Like many entertainment marketing agencies, Los Angeles-based Create Advertising spends a lot of time thinking about how its culture defines its employees’ priorities. Create spends even more time thinking about that concept in reverse: how its employees define the culture and priorities of the agency.
It’s fitting then that the agency formed a cultural council — Create Better — to allow the team to share their interests and ideas with President Jonathan Gitlin in a way that could make a real impact both inside and outside of the agency.
Gitlin enthusiastically embraced the opportunity as a good way to improve the agency’s cultural competency and to make sure that everyone feels like they have a voice.
“If everybody feels like they’re being heard and everybody feels connected with, then they’re able to listen to one another and see eye to eye. When they are invested in the company and the brand, and they feel like they can make a difference, that’s ultimately when we do our best work,” Gitlin said.
Create Better quickly evolved into much more than just an internal forum. Between 2018 and 2022, it has grown into a more personal and holistic approach to diversity, inclusion and philanthropy. Consisting of eight to 10 employees representing diverse backgrounds, genders, religions, races, ethnicities and sexual orientations, members of the group also act as ambassadors for their departments and represent a cross-section of roles and experience levels. Additionally, commitment to outside interests is not only encouraged, but is a fundamental component of Create Better.
“We want our colleagues to bring the full spectrum of who they are as human beings to work, not just their professional persona. That’s where true passion and unbridled creativity comes from,” Gitlin said. “Of course we work hard. But if work is the only thing we give ourselves to, we risk losing the dimensionality and complexities that make what we have to share with others interesting and unique.”
Create Better is a space where members are encouraged to be better storytellers, creatives, colleagues, community members and change agents. When it comes to activism and philanthropy, Create prides itself on donating its skill, experience and resources to support projects of substance and organizations in need. In the average year, Create Better will take on three such campaigns, which are conceived and produced by the agency with the same level of priority and professionalism as traditional clients. Committed to delivering “creative with a conscience,” clients include non-profits and activists dedicated “to making the world a better place, to helping those that need a hand, to sounding the alarm and a call to action on issues that matter and to protecting human rights.”
The cultural council itself stays evergreen as members rotate in and out. Last year, Gitlin passed the leadership baton to Callie de Quevedo, senior vice president and head of integrated marketing.
Each new mix of members offers the agency an array of fresh ideas and opportunities to support great causes. The group encourages employees to align their personal passions with their professional career goals, and it’s reflected in the pro-bono work the agency has carried out.

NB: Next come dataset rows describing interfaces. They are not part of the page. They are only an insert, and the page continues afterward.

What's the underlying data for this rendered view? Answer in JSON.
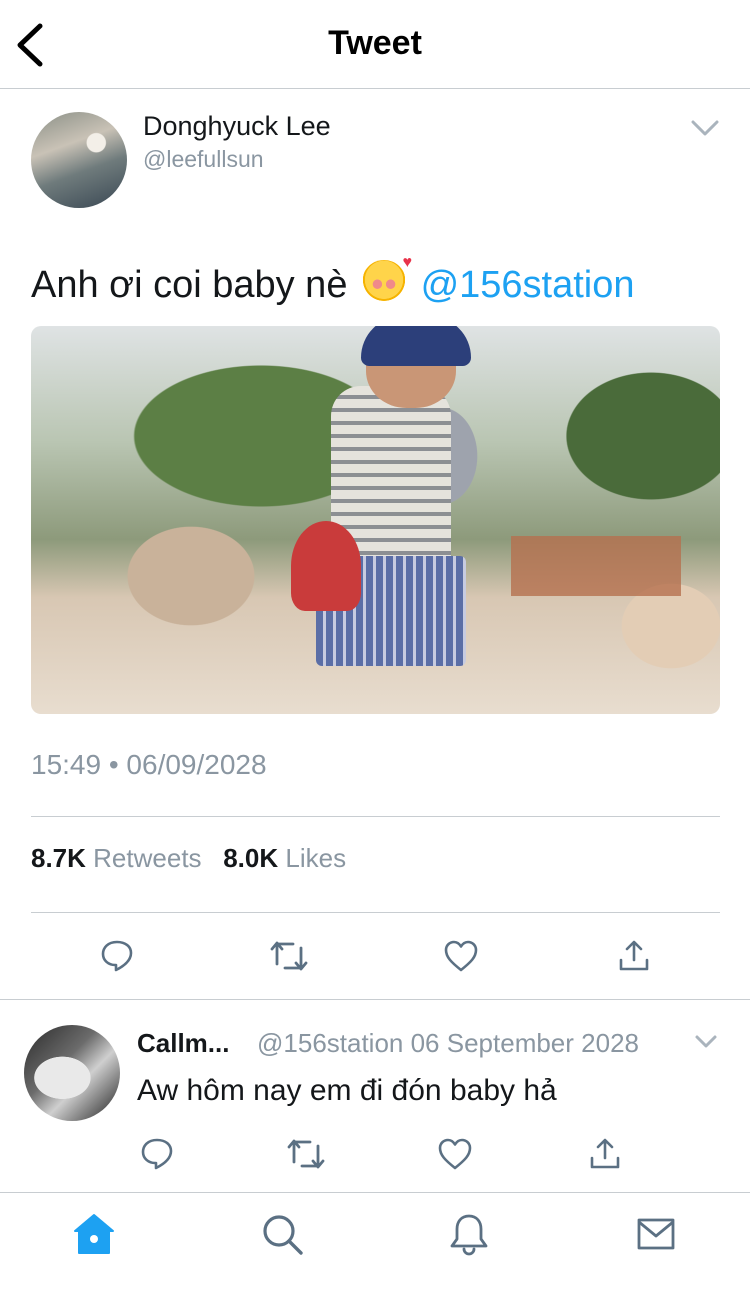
{
  "header": {
    "title": "Tweet"
  },
  "tweet": {
    "author_name": "Donghyuck Lee",
    "author_handle": "@leefullsun",
    "text": "Anh ơi coi baby nè",
    "emoji": "smiling-face-with-hearts-emoji",
    "mention": "@156station",
    "image": "photo-child-with-scooter",
    "timestamp": "15:49 • 06/09/2028",
    "retweets_count": "8.7K",
    "retweets_label": "Retweets",
    "likes_count": "8.0K",
    "likes_label": "Likes"
  },
  "reply": {
    "author_name": "Callm...",
    "meta": "@156station 06 September 2028",
    "text": "Aw hôm nay em đi đón baby hả"
  },
  "icons": {
    "back": "chevron-left-icon",
    "caret": "chevron-down-icon",
    "reply": "reply-icon",
    "retweet": "retweet-icon",
    "like": "heart-icon",
    "share": "share-icon",
    "home": "home-icon",
    "search": "search-icon",
    "notifications": "bell-icon",
    "messages": "mail-icon"
  },
  "colors": {
    "accent": "#1da1f2",
    "text": "#14171a",
    "secondary": "#8a96a1",
    "icon": "#5b7083",
    "divider": "#c8cdd1"
  }
}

“The way we go about choosing the projects we work on stems from wanting to support our employees and get behind the things that they believe are important,” de Quevdo said.
Below are few examples of such projects:

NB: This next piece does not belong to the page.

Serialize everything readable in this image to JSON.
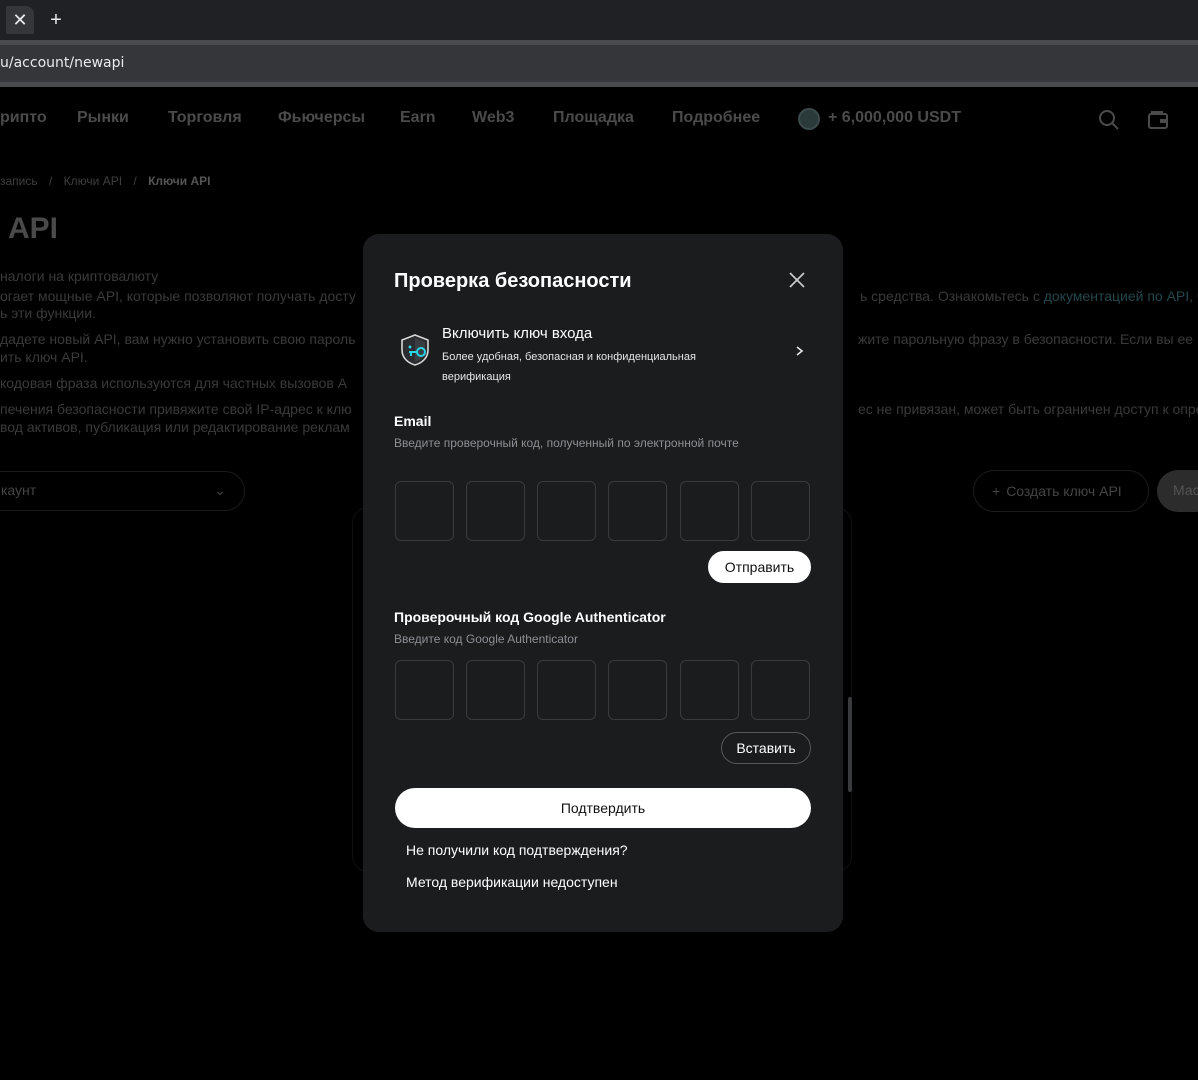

In honor of Hispanic Heritage Month, Create designed a new graphics package and event trailer to support LatinX in Gaming’s three-day virtual event, Unidos. Hosted on Twitch, Unidos aims to improve LatinX representation in gaming and promote cultural appreciation across the industry. A member of Create Better who was affiliated with LatinX in Gaming brought the event to the group’s attention.
Go to the Body
In support of Black History Month, Create Better partnered with writer and director Kyra Jones to produce a trailer for her film Go to the Body. Jones won the trailer by participating in Create Better’s trailer contest, which aimed to empower a young filmmaker in the black community. The idea came from a member of Create Better who had experience creating his own short films in the past, and mentioned what an opportunity it would have been to have a Hollywood-level trailer.
Jones emerged as the winner with a powerful story that follows Sanaa, a rising racial-justice organizer who is sexually assaulted by a fellow activist. She tries to bury her trauma and return to her normal life, while her boxer fiancé, Kendrick, pushes her to stand up for herself.
There were a few factors that made Go to the Body stand out.
“The concept was strong and clear, which was really important,” Gitlin said. “The quality of the production was really high. And also the filmmaker herself – her background and who she is as a person. She’s just a phenomenal woman. It was a combination of those three things.”
Waiting to Explode
An editor at Create had a close relationship with one of the filmmakers of the documentary Waiting to Explode, which sheds light on the dangers facing the citizens of Laos, where countless undetonated bombs lie hidden throughout the land. Not only did Create craft a trailer at the editor’s suggestion, but the editor was able to personally work on the project.
Lights, Camera, Writegirl
In honor of International Women’s Day, Create Better supported WriteGirl, a creative writing and mentoring organization that promotes creativity, critical thinking and leadership skills among teenage girls. Create Better’s trailer helped promote the organization’s fundraising gala “Lights, Camera, WriteGirl,” where scenes and monologues written by WriteGirl teens are performed by acclaimed actors. “It was important to us to be part of something dedicated to empowering young writers, given how very important they are to our industry,” Gitlin said.